Yelling Man and Cell Phone Posse

One could place the border between the real world and the university world on the intersection of Macdonald and West Broadway in Kitsilano. Beyond the small, yet curiously lively Kitsilano Public library branch, the landscape changes noticably. The high-priced and au courant Apple iPod stores and maternity wear boutiques begin to give way to the esoteric and arcane second-hand bookstores and rustic independent coffee shops. The street is groved in deciduous trees, contrary to barren skies of just East of the library. It was there that I met the Yelling man and the Cell Phone Posse.

The Yelling Man was openly schizophrenic, with not even a cell phone headset to cover for himself.
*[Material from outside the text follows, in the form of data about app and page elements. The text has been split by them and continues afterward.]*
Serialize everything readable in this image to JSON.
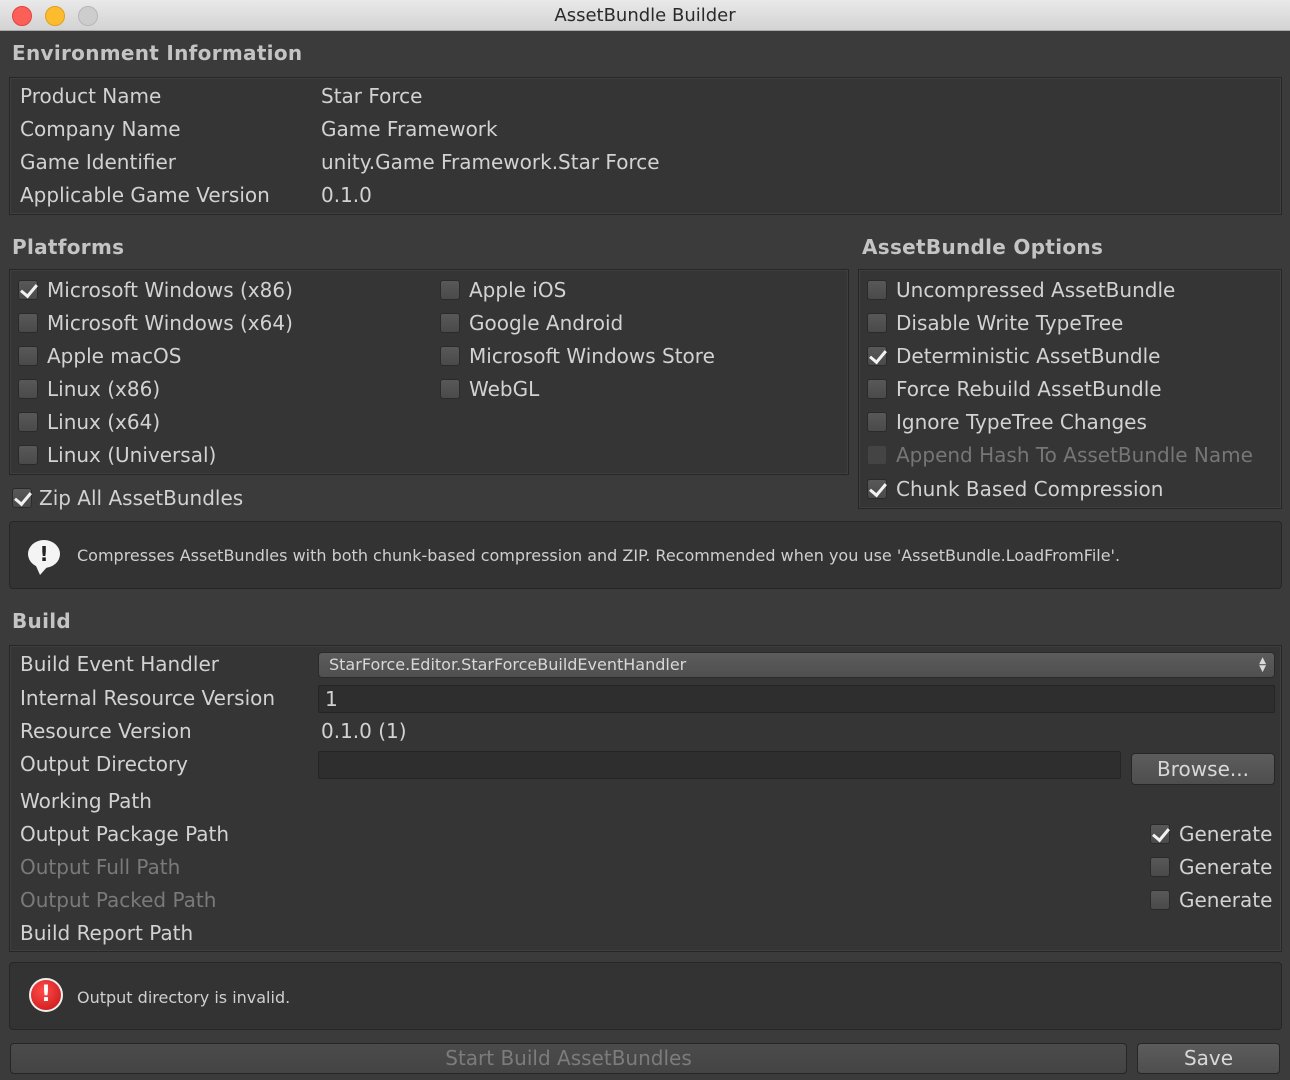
{
  "window": {
    "title": "AssetBundle Builder"
  },
  "environment": {
    "heading": "Environment Information",
    "rows": [
      {
        "label": "Product Name",
        "value": "Star Force"
      },
      {
        "label": "Company Name",
        "value": "Game Framework"
      },
      {
        "label": "Game Identifier",
        "value": "unity.Game Framework.Star Force"
      },
      {
        "label": "Applicable Game Version",
        "value": "0.1.0"
      }
    ]
  },
  "platforms": {
    "heading": "Platforms",
    "items": [
      {
        "label": "Microsoft Windows (x86)",
        "checked": true
      },
      {
        "label": "Microsoft Windows (x64)",
        "checked": false
      },
      {
        "label": "Apple macOS",
        "checked": false
      },
      {
        "label": "Linux (x86)",
        "checked": false
      },
      {
        "label": "Linux (x64)",
        "checked": false
      },
      {
        "label": "Linux (Universal)",
        "checked": false
      },
      {
        "label": "Apple iOS",
        "checked": false
      },
      {
        "label": "Google Android",
        "checked": false
      },
      {
        "label": "Microsoft Windows Store",
        "checked": false
      },
      {
        "label": "WebGL",
        "checked": false
      }
    ],
    "zip_all": {
      "label": "Zip All AssetBundles",
      "checked": true
    }
  },
  "options": {
    "heading": "AssetBundle Options",
    "items": [
      {
        "label": "Uncompressed AssetBundle",
        "checked": false,
        "enabled": true
      },
      {
        "label": "Disable Write TypeTree",
        "checked": false,
        "enabled": true
      },
      {
        "label": "Deterministic AssetBundle",
        "checked": true,
        "enabled": true
      },
      {
        "label": "Force Rebuild AssetBundle",
        "checked": false,
        "enabled": true
      },
      {
        "label": "Ignore TypeTree Changes",
        "checked": false,
        "enabled": true
      },
      {
        "label": "Append Hash To AssetBundle Name",
        "checked": false,
        "enabled": false
      },
      {
        "label": "Chunk Based Compression",
        "checked": true,
        "enabled": true
      }
    ]
  },
  "info_message": "Compresses AssetBundles with both chunk-based compression and ZIP. Recommended when you use 'AssetBundle.LoadFromFile'.",
  "build": {
    "heading": "Build",
    "event_handler_label": "Build Event Handler",
    "event_handler_value": "StarForce.Editor.StarForceBuildEventHandler",
    "internal_version_label": "Internal Resource Version",
    "internal_version_value": "1",
    "resource_version_label": "Resource Version",
    "resource_version_value": "0.1.0 (1)",
    "output_dir_label": "Output Directory",
    "output_dir_value": "",
    "browse_label": "Browse...",
    "working_path_label": "Working Path",
    "output_package_label": "Output Package Path",
    "output_full_label": "Output Full Path",
    "output_packed_label": "Output Packed Path",
    "build_report_label": "Build Report Path",
    "generate_label": "Generate",
    "generate_package_checked": true,
    "generate_full_checked": false,
    "generate_packed_checked": false
  },
  "error_message": "Output directory is invalid.",
  "footer": {
    "start_label": "Start Build AssetBundles",
    "save_label": "Save"
  }
}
He didn’t look like a crazy homeless person from say, 10 meters. He was clean shaven, and with the ratty clothes he might have been mistaken for a contractor. However, his use of the words mother, god, and some colorful metaphors in even more colorful combinations let an last vestiges of a sane facade drop like a sack of hammers.

Like any good Vancouverite, I kept my distance, lest I become the subject of his curses or (heaven forbid) get asked for change. But as the good fellow was swearing away a blue streak, I came across a group of what looked like university students gathered in front of the Bank of Montreal, eagerly awaitng a call from a friend/ride/drug hookup. In this lonely street, in this groved hideaway, I realized something as I stood between the Yelling Man and the Cell Phone Posse.
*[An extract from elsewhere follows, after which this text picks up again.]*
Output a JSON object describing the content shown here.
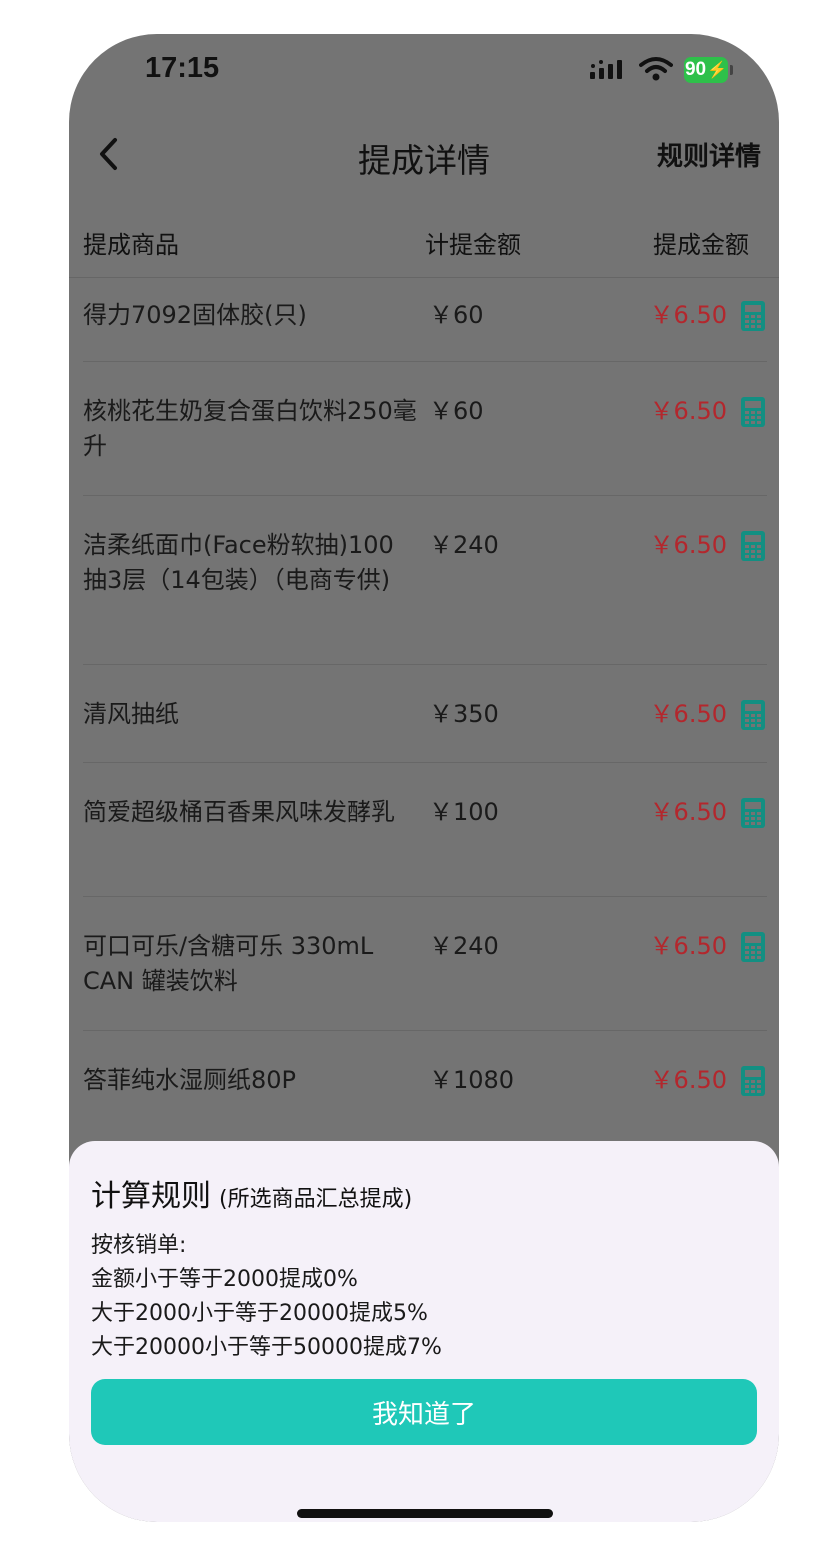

Those kids were planning on not only leaving the front door of the bank, they were gone period once they pushed out their degrees. The Yelling Man probably had a right to be angry, hampered by his poverty and the sounds of voices no one else can hear. The street of West Broadway beyond Mcdonald is proud despite its delapidated state. Situated on the edge of one of the most prestigious universities in the country, in the heart of the greatest city in the world. Wonders are passim in shops and kiosks specialized to points of oddity and mystery. Still, the torn concert and weight loss bills lining the street posts, along with the odd mildewy odor that wafts through on hot day, connotate the hubris of the place. It seems like it was built on a lark, as an insult to an overbearing parent. Like the cell phone posse, it was temporary, gone with the breath of a lease rate hike. With posse gone, no one would deign to shop at the second-hand bookstores and indie coffee shops when faced the the Chapter/Starbucks Chimera of the outside world. The Yelling Man would be all that remained, wandering up and down the streets, screaming at his imaginary betters.
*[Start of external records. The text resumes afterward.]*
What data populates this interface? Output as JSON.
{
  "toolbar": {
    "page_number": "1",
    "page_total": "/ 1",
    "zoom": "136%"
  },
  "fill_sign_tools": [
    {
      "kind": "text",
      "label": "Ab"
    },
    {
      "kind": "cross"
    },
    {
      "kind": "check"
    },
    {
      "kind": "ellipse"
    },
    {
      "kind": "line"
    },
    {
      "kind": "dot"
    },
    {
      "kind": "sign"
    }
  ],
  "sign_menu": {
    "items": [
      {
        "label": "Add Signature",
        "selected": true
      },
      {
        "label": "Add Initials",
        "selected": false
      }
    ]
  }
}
The loss of the unusual is great tragedy. It symbolizes a want taken to the extreme, a kind of superiority formed by not being this or that thing. I’m not the Kistilano chamber of commerce. Perhaps the cycle of post-graduate business ventures has been going on for decades. If so, it has and will be maintained by those who are not the Yelling Man or the Cell Phone Posse, who are neither stagnant nor transient. These people are involved, they exist, and therefore the shops exist.